Martha Stewart makes it
look like the perfect centerpiece and according to Paula Deen it's almost as
easy as pie, but it can be one of the most challenging tasks of the holidays
and because of the way we in the South like to serve up the Thanksgiving staple
it can be a little dangerous too.
"It's very common throughout the wiregrass and the southeast is frying a turkey for Thanksgiving, it's very good but it can be very dangerous if you don't know exactly what you are doing," said Battalion Chief Chris Etheridge.
Etheridge said by following a few simple tips turkeys will be the only thing getting fried this holiday season.
Tip #1: Make sure the
turkey is completely thawed--any amount of ice or water left on the turkey can
cause a large fire once it hits the grease.

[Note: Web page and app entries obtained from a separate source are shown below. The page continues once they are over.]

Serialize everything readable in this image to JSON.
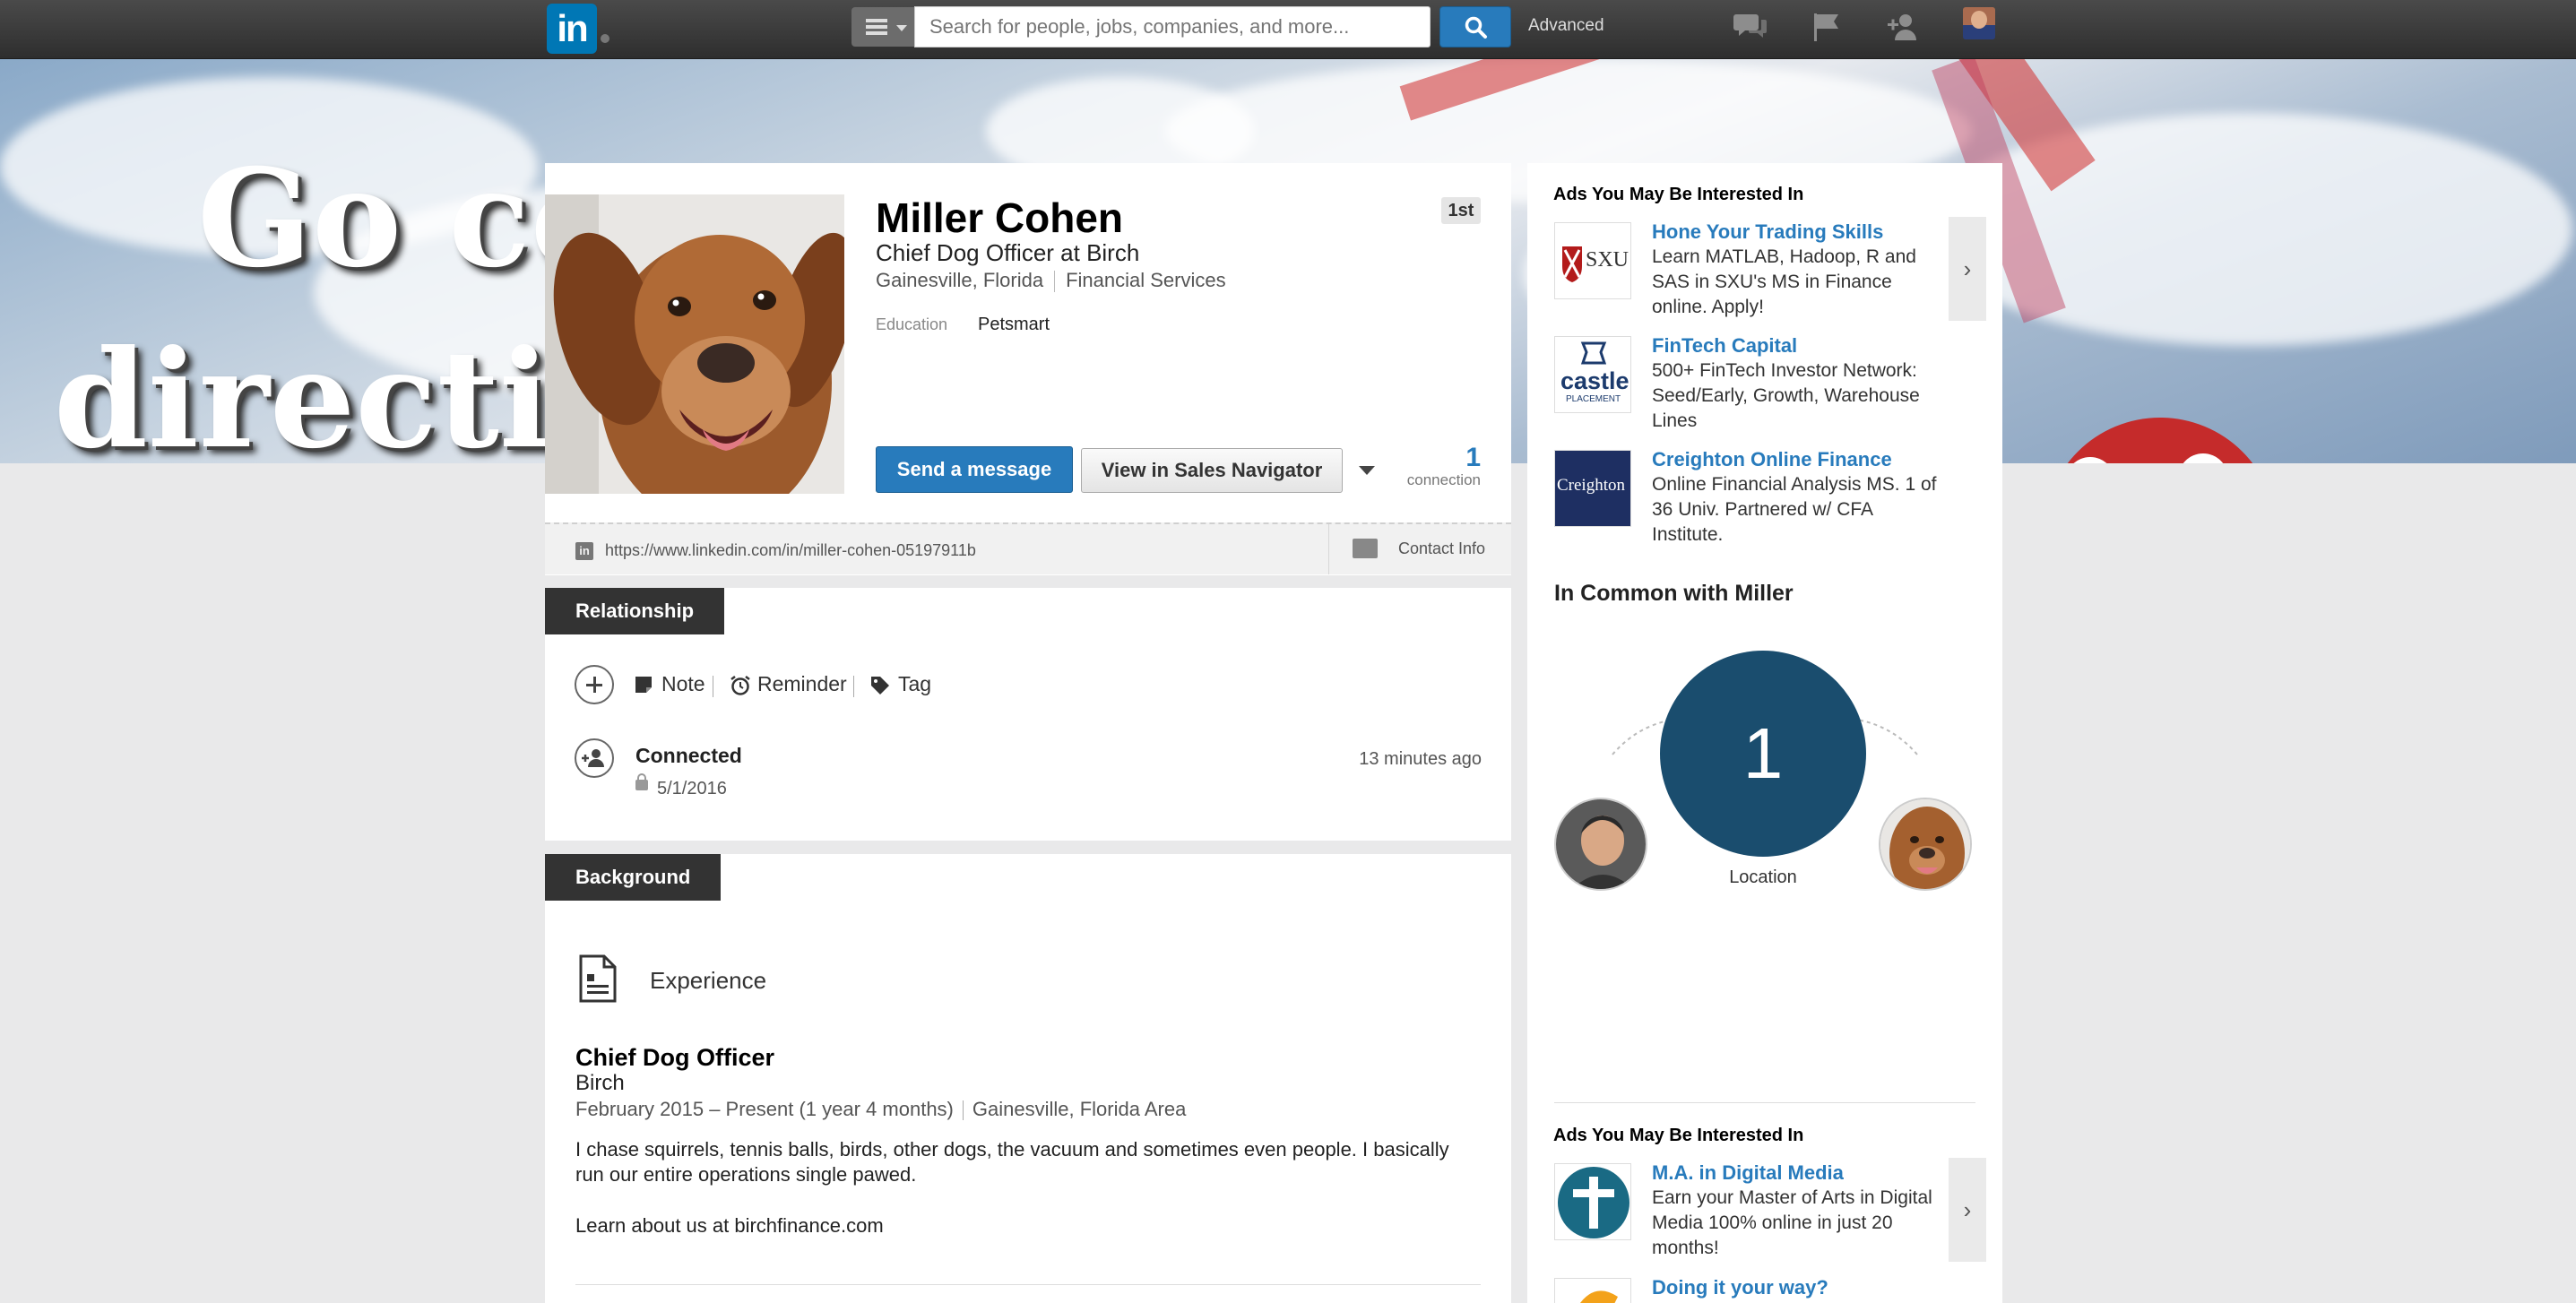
{
  "topbar": {
    "logo_text": "in",
    "search_placeholder": "Search for people, jobs, companies, and more...",
    "advanced_label": "Advanced"
  },
  "banner": {
    "text_line1": "Go co",
    "text_line2": "directio"
  },
  "profile": {
    "name": "Miller Cohen",
    "headline": "Chief Dog Officer at Birch",
    "location": "Gainesville, Florida",
    "industry": "Financial Services",
    "education_label": "Education",
    "education_value": "Petsmart",
    "degree_badge": "1st",
    "send_message": "Send a message",
    "view_sales_navigator": "View in Sales Navigator",
    "connection_count": "1",
    "connection_label": "connection",
    "url_icon_text": "in",
    "profile_url": "https://www.linkedin.com/in/miller-cohen-05197911b",
    "contact_info": "Contact Info"
  },
  "relationship": {
    "tab_label": "Relationship",
    "note": "Note",
    "reminder": "Reminder",
    "tag": "Tag",
    "connected_label": "Connected",
    "connected_date": "5/1/2016",
    "connected_ago": "13 minutes ago"
  },
  "background": {
    "tab_label": "Background",
    "experience_heading": "Experience",
    "job_title": "Chief Dog Officer",
    "job_company": "Birch",
    "job_dates": "February 2015 – Present (1 year 4 months)",
    "job_location": "Gainesville, Florida Area",
    "job_description": "I chase squirrels, tennis balls, birds, other dogs, the vacuum and sometimes even people. I basically run our entire operations single pawed.",
    "job_link_text": "Learn about us at birchfinance.com"
  },
  "rail": {
    "ads_heading_1": "Ads You May Be Interested In",
    "ads": [
      {
        "logo": "SXU",
        "title": "Hone Your Trading Skills",
        "body": "Learn MATLAB, Hadoop, R and SAS in SXU's MS in Finance online. Apply!"
      },
      {
        "logo": "castle",
        "logo_sub": "PLACEMENT",
        "title": "FinTech Capital",
        "body": "500+ FinTech Investor Network: Seed/Early, Growth, Warehouse Lines"
      },
      {
        "logo": "Creighton",
        "title": "Creighton Online Finance",
        "body": "Online Financial Analysis MS. 1 of 36 Univ. Partnered w/ CFA Institute."
      }
    ],
    "next_arrow": "›",
    "common_heading": "In Common with Miller",
    "common_count": "1",
    "common_label": "Location",
    "ads_heading_2": "Ads You May Be Interested In",
    "ads_2": [
      {
        "title": "M.A. in Digital Media",
        "body": "Earn your Master of Arts in Digital Media 100% online in just 20 months!"
      },
      {
        "title": "Doing it your way?",
        "body": ""
      }
    ]
  },
  "colors": {
    "linkedin_blue": "#0077b5",
    "button_blue": "#287bbc",
    "common_circle": "#1a4d6e",
    "section_tab": "#333333"
  }
}
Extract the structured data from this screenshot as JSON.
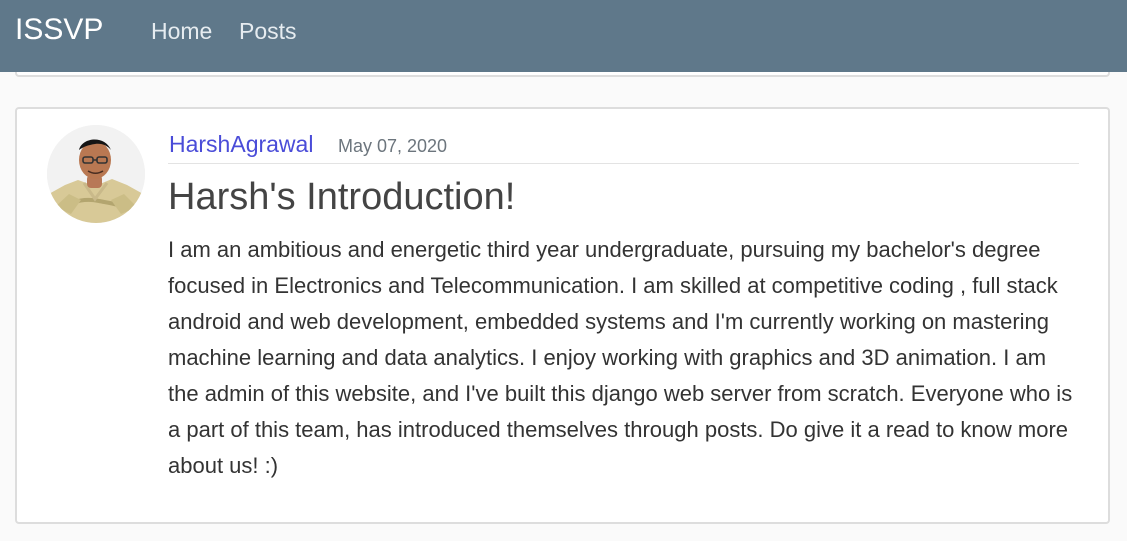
{
  "header": {
    "brand": "ISSVP",
    "nav": {
      "home": "Home",
      "posts": "Posts"
    },
    "background_color": "#5f788a"
  },
  "post": {
    "author": "HarshAgrawal",
    "date": "May 07, 2020",
    "title": "Harsh's Introduction!",
    "content": "I am an ambitious and energetic third year undergraduate, pursuing my bachelor's degree focused in Electronics and Telecommunication. I am skilled at competitive coding , full stack android and web development, embedded systems and I'm currently working on mastering machine learning and data analytics. I enjoy working with graphics and 3D animation. I am the admin of this website, and I've built this django web server from scratch. Everyone who is a part of this team, has introduced themselves through posts. Do give it a read to know more about us! :)",
    "author_color": "#4a4cd8"
  }
}
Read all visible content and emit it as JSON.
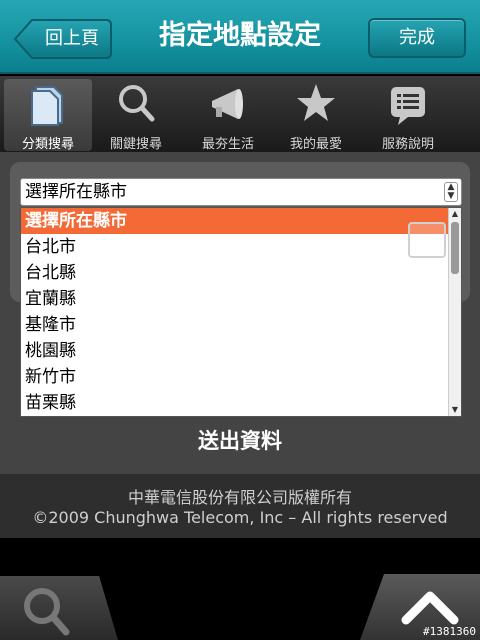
{
  "header": {
    "back_label": "回上頁",
    "title": "指定地點設定",
    "done_label": "完成"
  },
  "tabs": [
    {
      "label": "分類搜尋",
      "icon": "folder-icon",
      "active": true
    },
    {
      "label": "關鍵搜尋",
      "icon": "search-icon",
      "active": false
    },
    {
      "label": "最夯生活",
      "icon": "megaphone-icon",
      "active": false
    },
    {
      "label": "我的最愛",
      "icon": "star-icon",
      "active": false
    },
    {
      "label": "服務說明",
      "icon": "list-icon",
      "active": false
    }
  ],
  "county_select": {
    "value": "選擇所在縣市",
    "options": [
      "選擇所在縣市",
      "台北市",
      "台北縣",
      "宜蘭縣",
      "基隆市",
      "桃園縣",
      "新竹市",
      "苗栗縣"
    ],
    "selected_index": 0
  },
  "submit_label": "送出資料",
  "footer": {
    "line1": "中華電信股份有限公司版權所有",
    "line2": "©2009 Chunghwa Telecom, Inc – All rights reserved"
  },
  "watermark": "#1381360",
  "colors": {
    "header_teal": "#1593a1",
    "selected_option": "#f36a37"
  }
}
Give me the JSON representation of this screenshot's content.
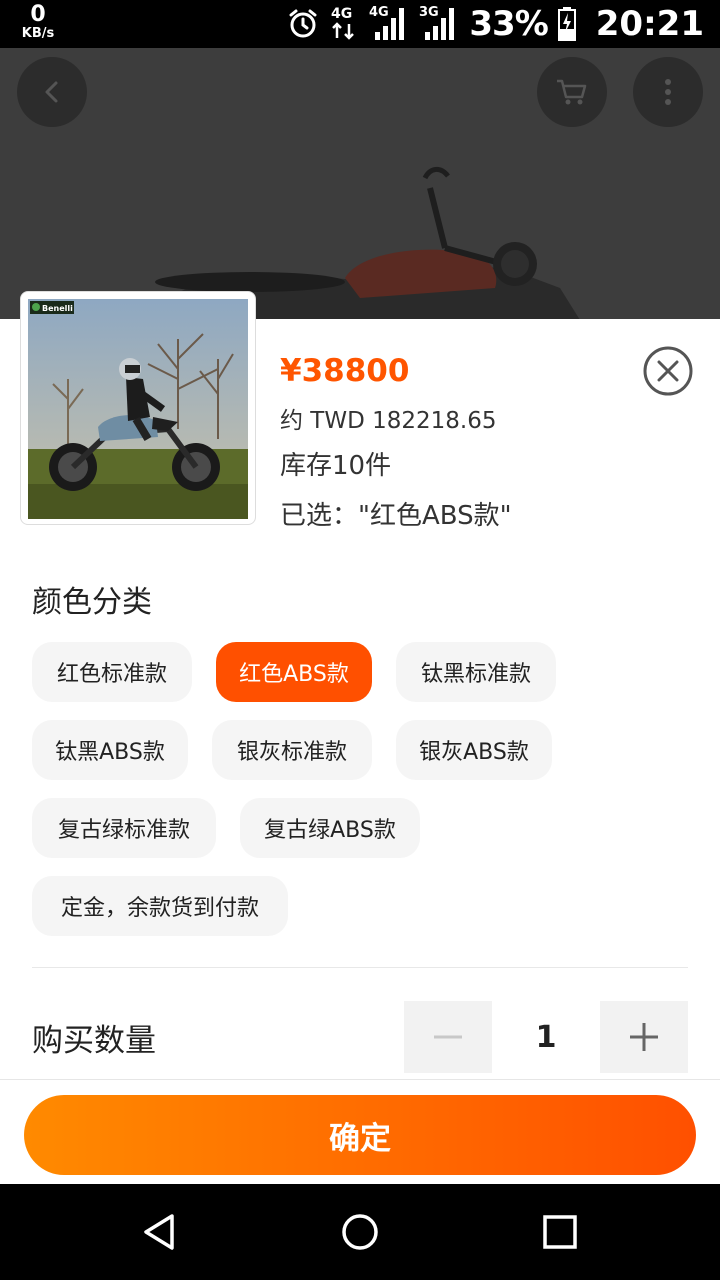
{
  "status_bar": {
    "net_speed_value": "0",
    "net_speed_unit": "KB/s",
    "signal_1_label": "4G",
    "signal_2_label": "4G",
    "signal_3_label": "3G",
    "battery_percent": "33%",
    "time": "20:21"
  },
  "hero": {
    "icons": [
      "back-icon",
      "cart-icon",
      "more-icon"
    ]
  },
  "product": {
    "price": "¥38800",
    "converted_price": "约 TWD 182218.65",
    "stock": "库存10件",
    "selected": "已选：\"红色ABS款\"",
    "thumbnail_brand": "Benelli"
  },
  "sku_section": {
    "title": "颜色分类",
    "options": [
      "红色标准款",
      "红色ABS款",
      "钛黑标准款",
      "钛黑ABS款",
      "银灰标准款",
      "银灰ABS款",
      "复古绿标准款",
      "复古绿ABS款",
      "定金，余款货到付款"
    ],
    "selected_option": "红色ABS款"
  },
  "quantity": {
    "label": "购买数量",
    "value": "1"
  },
  "confirm_label": "确定",
  "colors": {
    "accent": "#ff5000",
    "price": "#ff5500",
    "chip_bg": "#f5f5f5"
  }
}
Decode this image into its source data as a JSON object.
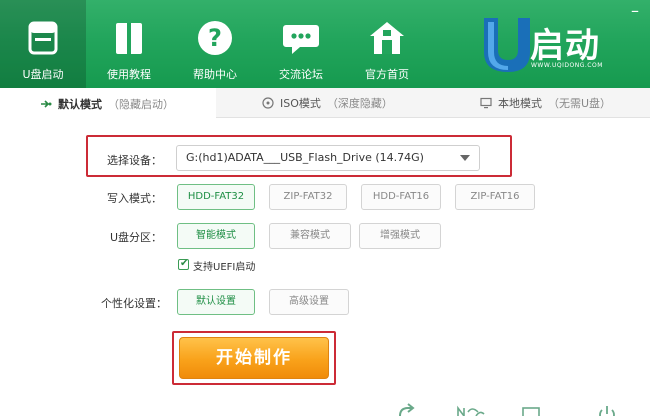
{
  "header": {
    "nav": [
      {
        "label": "U盘启动",
        "icon": "usb-drive-icon",
        "active": true
      },
      {
        "label": "使用教程",
        "icon": "book-icon",
        "active": false
      },
      {
        "label": "帮助中心",
        "icon": "question-icon",
        "active": false
      },
      {
        "label": "交流论坛",
        "icon": "chat-bubble-icon",
        "active": false
      },
      {
        "label": "官方首页",
        "icon": "home-icon",
        "active": false
      }
    ],
    "brand": {
      "name": "启动",
      "letter": "U",
      "url": "WWW.UQIDONG.COM"
    }
  },
  "tabs": [
    {
      "main": "默认模式",
      "sub": "（隐藏启动）",
      "icon": "arrow-icon",
      "active": true
    },
    {
      "main": "ISO模式",
      "sub": "（深度隐藏）",
      "icon": "disc-icon",
      "active": false
    },
    {
      "main": "本地模式",
      "sub": "（无需U盘）",
      "icon": "monitor-icon",
      "active": false
    }
  ],
  "form": {
    "device_label": "选择设备：",
    "device_value": "G:(hd1)ADATA___USB_Flash_Drive (14.74G)",
    "write_label": "写入模式：",
    "write_options": [
      "HDD-FAT32",
      "ZIP-FAT32",
      "HDD-FAT16",
      "ZIP-FAT16"
    ],
    "write_selected": "HDD-FAT32",
    "partition_label": "U盘分区：",
    "partition_options": [
      "智能模式",
      "兼容模式",
      "增强模式"
    ],
    "partition_selected": "智能模式",
    "uefi_label": "支持UEFI启动",
    "uefi_checked": true,
    "personal_label": "个性化设置：",
    "personal_options": [
      "默认设置",
      "高级设置"
    ],
    "personal_selected": "默认设置",
    "start_label": "开始制作"
  },
  "colors": {
    "header_green": "#22a55c",
    "highlight_red": "#cc2b36",
    "start_orange": "#f9a21a",
    "selected_green": "#1f8f45"
  }
}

Tip #2: Do this outdoors--Etheridge said this seems like common sense, but it is the most important thing to remember.
He advises to fry on a grassy area and as far away as possible from any wood surfaces or places where there are potential fire hazards.
The location of the frying isn't the only thing you have to take precautions with.
Tip #3: Make sure there isn't too much oil in the fryer.
Etheridge advises following these tips and you just might end up with the perfect Thanksgiving bird without calling the fire department.